looking for insects to photograph, Roger Edmondson and I have decided to put a
record of our more interesting finds on this website.
New entries are not always entered in date order so please check
for changes by clicking on 'What's new' on the home page.
One of the aspects of
studying moths that makes them interesting no matter how long you have been
doing it, is the discovery of a form of a species that you have not come across
before. This was the case for me with the olive banded form of Pine Beauty
Panolis flammea that came to a UV light
in my garden. Although I have never lived in an area where there are lots of
conifers and the moth is common, I have seen a large number of them over the
years, but never this form.
The form is not rare and
perhaps i have missed it when I have had faded or damaged specimens arrive at
the trap, but I definitely have not had it in the garden before.
For comparison, a strongly
coloured specimen of the red form is shown below.
Olive form of Pine Beauty
Red form of Pine Beauty
The larvae of this moth feed on the
young needles of pines, including the native Scots Pine. They can be a pest in
forestry areas, as they were when Lodgepole Pine was commonly planted in
northern Scotland in the 1970s.
The moth is found throughout most of
Britain and coastal counties of Ireland, apart from central northern England and

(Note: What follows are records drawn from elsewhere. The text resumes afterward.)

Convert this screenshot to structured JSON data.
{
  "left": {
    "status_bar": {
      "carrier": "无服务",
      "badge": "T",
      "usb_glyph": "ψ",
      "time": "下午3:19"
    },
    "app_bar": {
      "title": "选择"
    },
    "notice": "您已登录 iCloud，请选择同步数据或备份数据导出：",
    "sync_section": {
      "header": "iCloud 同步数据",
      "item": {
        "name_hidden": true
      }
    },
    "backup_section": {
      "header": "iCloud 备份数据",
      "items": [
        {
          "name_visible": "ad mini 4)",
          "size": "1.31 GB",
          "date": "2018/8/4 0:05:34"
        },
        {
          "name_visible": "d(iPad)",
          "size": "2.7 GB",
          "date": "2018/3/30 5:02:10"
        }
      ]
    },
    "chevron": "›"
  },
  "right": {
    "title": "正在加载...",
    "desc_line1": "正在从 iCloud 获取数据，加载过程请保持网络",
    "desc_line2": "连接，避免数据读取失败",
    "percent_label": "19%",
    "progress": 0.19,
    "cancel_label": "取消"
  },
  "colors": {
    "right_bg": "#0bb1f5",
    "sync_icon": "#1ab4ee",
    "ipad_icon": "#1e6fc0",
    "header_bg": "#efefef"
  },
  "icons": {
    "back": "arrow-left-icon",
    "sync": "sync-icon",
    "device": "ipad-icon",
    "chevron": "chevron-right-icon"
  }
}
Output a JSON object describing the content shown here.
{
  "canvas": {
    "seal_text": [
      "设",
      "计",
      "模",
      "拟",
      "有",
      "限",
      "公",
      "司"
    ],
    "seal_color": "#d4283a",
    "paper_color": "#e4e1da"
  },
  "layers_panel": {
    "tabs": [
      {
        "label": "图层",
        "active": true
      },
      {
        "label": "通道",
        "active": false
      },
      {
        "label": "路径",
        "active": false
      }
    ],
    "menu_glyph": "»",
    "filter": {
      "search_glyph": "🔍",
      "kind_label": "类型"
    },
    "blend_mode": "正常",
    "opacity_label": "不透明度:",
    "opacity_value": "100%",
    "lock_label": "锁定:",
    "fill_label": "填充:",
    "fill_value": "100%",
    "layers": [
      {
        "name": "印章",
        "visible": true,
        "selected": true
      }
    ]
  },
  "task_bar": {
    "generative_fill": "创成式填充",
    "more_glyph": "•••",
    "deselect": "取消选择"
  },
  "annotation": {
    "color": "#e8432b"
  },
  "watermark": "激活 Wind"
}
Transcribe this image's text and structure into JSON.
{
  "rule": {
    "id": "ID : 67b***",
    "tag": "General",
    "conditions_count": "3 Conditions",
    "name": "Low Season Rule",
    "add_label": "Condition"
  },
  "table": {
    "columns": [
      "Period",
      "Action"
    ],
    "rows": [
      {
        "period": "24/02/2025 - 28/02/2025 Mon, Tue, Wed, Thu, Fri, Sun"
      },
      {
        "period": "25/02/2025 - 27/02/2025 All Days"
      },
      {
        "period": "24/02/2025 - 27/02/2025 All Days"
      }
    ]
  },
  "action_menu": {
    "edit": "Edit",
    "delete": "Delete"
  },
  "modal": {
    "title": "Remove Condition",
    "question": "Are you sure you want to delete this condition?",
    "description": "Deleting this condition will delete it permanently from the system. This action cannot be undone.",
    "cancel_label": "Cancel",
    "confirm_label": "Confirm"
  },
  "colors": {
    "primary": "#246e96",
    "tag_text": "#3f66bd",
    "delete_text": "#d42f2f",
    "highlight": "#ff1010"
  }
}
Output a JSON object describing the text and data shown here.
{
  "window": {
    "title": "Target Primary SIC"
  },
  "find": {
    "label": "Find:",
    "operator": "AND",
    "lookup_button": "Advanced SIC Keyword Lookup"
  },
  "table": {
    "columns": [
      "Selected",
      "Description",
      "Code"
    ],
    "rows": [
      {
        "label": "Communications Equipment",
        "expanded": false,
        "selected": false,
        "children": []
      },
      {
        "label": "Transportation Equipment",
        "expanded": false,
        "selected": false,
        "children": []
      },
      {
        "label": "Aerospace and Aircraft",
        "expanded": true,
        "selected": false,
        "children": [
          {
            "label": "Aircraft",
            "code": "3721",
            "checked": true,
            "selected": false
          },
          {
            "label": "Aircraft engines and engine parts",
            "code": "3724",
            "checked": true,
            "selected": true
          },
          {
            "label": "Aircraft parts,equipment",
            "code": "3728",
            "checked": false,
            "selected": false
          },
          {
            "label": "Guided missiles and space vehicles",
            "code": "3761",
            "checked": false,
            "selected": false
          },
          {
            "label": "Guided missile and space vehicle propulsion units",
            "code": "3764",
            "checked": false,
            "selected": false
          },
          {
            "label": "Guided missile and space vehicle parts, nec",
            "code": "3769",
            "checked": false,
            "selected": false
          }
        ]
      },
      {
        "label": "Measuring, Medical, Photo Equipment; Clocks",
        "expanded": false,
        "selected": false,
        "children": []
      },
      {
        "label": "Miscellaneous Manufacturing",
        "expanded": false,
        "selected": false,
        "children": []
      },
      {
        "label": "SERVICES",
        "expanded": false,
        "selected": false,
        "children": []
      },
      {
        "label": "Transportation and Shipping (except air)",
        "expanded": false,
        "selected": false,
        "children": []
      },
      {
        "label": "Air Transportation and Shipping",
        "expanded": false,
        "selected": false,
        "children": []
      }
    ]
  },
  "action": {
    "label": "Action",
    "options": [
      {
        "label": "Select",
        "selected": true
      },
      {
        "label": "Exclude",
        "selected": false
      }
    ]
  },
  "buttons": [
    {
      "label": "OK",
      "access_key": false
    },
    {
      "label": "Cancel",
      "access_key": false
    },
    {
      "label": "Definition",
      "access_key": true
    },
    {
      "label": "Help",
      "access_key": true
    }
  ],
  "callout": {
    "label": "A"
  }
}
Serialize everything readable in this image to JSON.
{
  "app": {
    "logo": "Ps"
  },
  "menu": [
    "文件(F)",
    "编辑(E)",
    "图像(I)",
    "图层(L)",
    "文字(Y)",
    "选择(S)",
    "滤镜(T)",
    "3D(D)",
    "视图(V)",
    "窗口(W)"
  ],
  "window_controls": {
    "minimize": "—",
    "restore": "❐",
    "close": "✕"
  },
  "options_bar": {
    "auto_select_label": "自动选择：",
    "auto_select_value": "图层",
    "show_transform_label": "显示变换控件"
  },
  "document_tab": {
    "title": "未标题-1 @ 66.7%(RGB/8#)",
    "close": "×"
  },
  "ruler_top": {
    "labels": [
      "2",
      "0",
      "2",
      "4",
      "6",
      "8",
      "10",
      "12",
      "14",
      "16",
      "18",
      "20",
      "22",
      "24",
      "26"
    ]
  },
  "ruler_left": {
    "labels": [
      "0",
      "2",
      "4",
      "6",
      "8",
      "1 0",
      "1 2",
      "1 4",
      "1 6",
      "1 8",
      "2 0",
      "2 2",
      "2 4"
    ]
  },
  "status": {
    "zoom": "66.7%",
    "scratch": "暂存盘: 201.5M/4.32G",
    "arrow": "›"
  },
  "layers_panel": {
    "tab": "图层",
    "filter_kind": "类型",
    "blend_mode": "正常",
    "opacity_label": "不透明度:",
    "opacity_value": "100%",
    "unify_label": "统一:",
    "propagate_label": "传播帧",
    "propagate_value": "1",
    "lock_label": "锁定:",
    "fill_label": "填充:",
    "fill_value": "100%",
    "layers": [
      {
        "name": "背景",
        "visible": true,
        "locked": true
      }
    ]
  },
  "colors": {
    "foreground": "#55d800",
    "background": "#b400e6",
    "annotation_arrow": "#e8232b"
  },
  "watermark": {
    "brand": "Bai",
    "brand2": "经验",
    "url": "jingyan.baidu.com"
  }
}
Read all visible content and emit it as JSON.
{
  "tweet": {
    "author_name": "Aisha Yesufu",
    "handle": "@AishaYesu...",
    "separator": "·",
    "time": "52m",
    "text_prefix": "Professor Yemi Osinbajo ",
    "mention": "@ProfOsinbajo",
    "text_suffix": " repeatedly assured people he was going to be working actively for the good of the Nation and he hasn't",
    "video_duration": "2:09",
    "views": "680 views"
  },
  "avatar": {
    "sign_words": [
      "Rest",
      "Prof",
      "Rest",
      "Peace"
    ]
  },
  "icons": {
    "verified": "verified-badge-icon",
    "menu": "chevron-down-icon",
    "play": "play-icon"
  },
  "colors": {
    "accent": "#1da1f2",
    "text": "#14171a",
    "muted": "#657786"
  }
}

parts of western and northern Scotland, and parts of the Hebrides.
Both of the moths in the pictures had a
forewing length of 15mm.